> _About this task_
Your answer must be an exact copy of the data, without any pictures.

---------------

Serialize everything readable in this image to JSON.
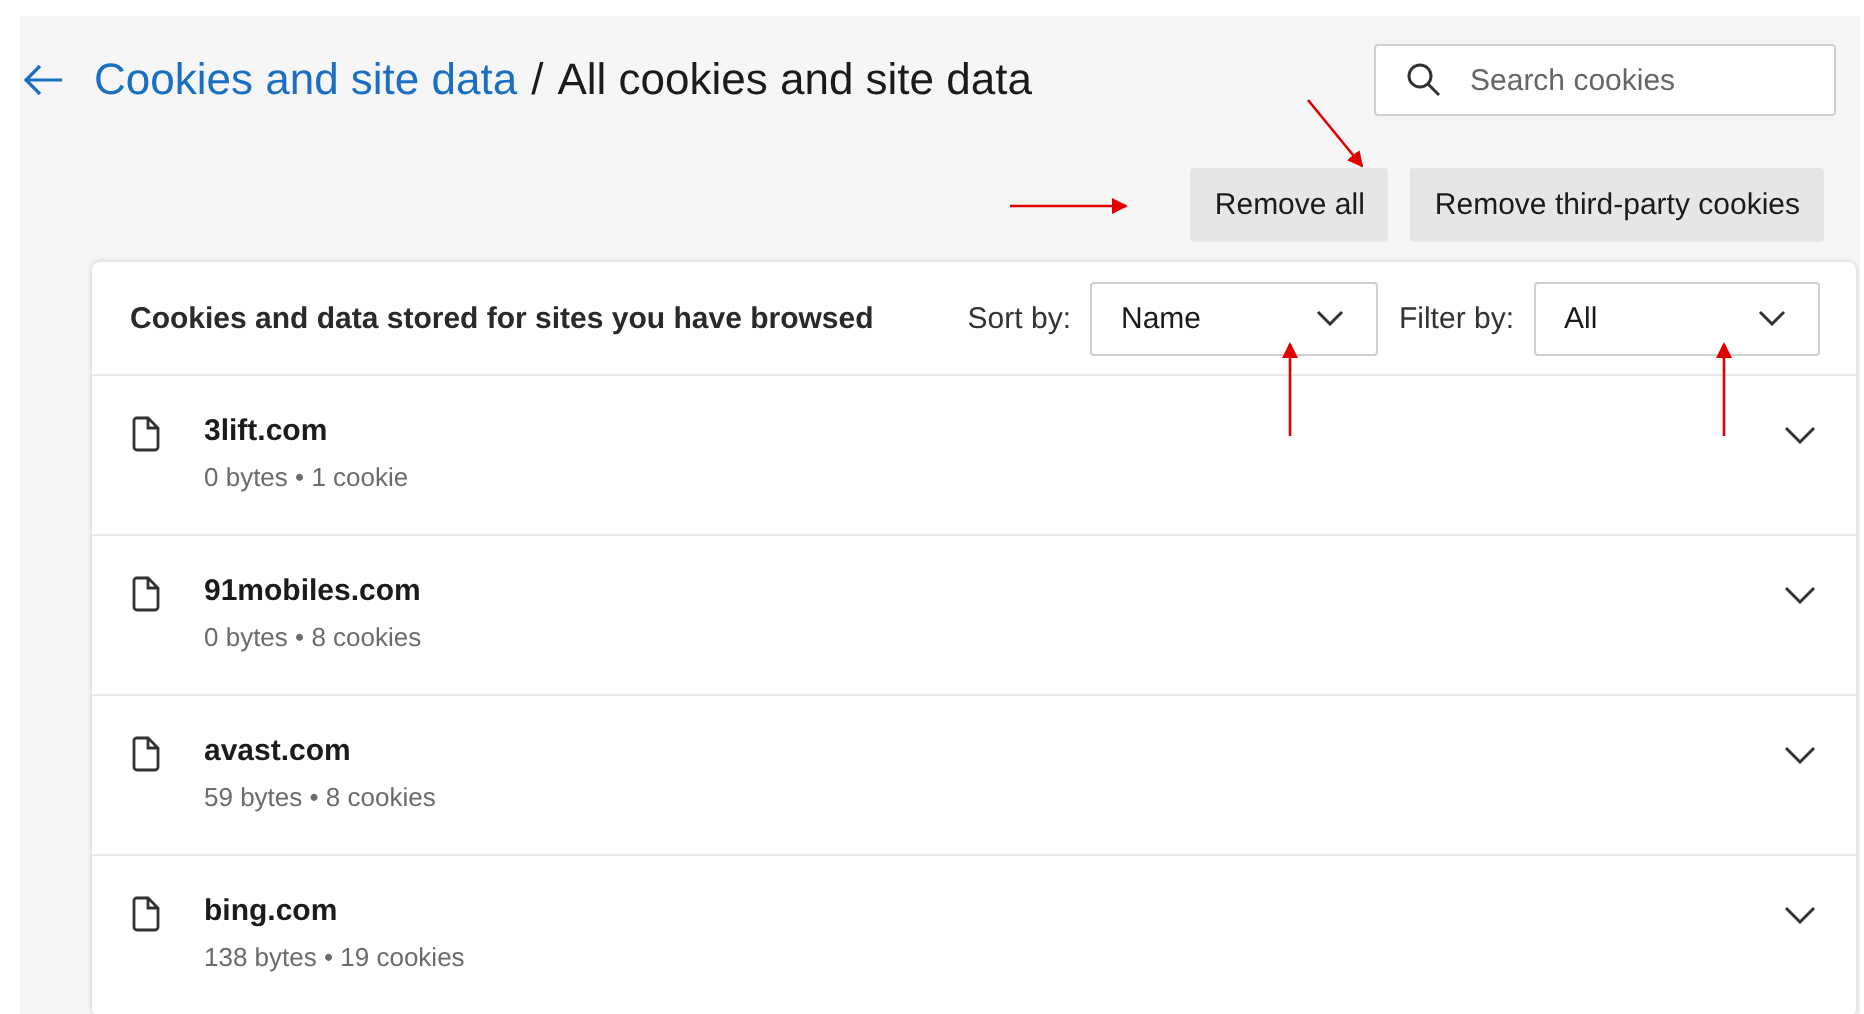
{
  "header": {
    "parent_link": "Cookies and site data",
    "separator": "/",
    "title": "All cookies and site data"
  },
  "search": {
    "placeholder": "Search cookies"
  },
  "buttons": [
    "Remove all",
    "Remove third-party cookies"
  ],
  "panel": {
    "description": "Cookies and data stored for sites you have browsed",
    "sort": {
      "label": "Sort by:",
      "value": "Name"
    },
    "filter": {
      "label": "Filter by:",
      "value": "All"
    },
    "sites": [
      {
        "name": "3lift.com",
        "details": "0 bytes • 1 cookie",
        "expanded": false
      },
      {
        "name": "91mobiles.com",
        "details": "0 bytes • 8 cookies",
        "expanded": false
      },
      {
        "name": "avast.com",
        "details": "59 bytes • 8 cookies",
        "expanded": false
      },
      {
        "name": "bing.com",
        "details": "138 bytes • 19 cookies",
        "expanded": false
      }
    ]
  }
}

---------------

> _Answer to the exercise_
Serialize everything readable in this image to JSON.
{
  "header": {
    "parent_link": "Cookies and site data",
    "separator": "/",
    "title": "All cookies and site data"
  },
  "search": {
    "placeholder": "Search cookies"
  },
  "buttons": [
    "Remove all",
    "Remove third-party cookies"
  ],
  "panel": {
    "description": "Cookies and data stored for sites you have browsed",
    "sort": {
      "label": "Sort by:",
      "value": "Name"
    },
    "filter": {
      "label": "Filter by:",
      "value": "All"
    },
    "sites": [
      {
        "name": "3lift.com",
        "details": "0 bytes • 1 cookie",
        "expanded": false
      },
      {
        "name": "91mobiles.com",
        "details": "0 bytes • 8 cookies",
        "expanded": false
      },
      {
        "name": "avast.com",
        "details": "59 bytes • 8 cookies",
        "expanded": false
      },
      {
        "name": "bing.com",
        "details": "138 bytes • 19 cookies",
        "expanded": false
      }
    ]
  }
}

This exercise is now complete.